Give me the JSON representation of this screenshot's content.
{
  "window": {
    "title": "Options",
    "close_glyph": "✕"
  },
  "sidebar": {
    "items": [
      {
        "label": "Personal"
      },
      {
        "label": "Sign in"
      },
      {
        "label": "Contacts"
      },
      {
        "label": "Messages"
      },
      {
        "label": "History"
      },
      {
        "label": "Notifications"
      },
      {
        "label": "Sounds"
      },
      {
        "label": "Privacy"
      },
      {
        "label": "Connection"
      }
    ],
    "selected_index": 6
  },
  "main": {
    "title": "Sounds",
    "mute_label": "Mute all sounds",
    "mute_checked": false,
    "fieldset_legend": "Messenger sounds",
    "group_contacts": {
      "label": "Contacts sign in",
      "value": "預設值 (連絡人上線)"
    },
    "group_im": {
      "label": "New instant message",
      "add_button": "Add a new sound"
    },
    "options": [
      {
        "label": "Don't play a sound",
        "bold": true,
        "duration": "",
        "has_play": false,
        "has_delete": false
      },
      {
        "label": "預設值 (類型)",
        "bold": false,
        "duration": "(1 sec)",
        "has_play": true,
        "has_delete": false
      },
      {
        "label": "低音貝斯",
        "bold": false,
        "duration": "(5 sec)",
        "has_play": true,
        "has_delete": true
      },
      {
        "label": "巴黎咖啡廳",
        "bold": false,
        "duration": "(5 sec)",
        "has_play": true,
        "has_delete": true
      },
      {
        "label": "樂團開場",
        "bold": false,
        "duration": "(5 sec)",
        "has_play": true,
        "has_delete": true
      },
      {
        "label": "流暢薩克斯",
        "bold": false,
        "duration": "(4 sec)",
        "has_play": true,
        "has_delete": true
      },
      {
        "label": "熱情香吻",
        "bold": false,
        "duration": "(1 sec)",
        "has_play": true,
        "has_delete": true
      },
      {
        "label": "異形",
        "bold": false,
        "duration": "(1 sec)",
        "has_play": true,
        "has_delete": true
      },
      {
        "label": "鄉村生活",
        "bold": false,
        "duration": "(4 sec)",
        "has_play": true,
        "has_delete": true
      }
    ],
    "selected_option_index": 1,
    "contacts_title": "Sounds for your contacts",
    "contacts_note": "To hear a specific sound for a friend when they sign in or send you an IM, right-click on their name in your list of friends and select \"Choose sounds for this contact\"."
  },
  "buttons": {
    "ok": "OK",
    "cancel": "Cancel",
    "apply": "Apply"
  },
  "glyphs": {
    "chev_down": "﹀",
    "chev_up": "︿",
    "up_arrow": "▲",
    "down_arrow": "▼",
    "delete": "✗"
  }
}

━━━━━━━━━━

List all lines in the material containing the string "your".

### RESULT FOR THIS EXERCISE:
    "contacts_title": "Sounds for your contacts",
    "contacts_note": "To hear a specific sound for a friend when they sign in or send you an IM, right-click on their name in your list of friends and select \"Choose sounds for this contact\"."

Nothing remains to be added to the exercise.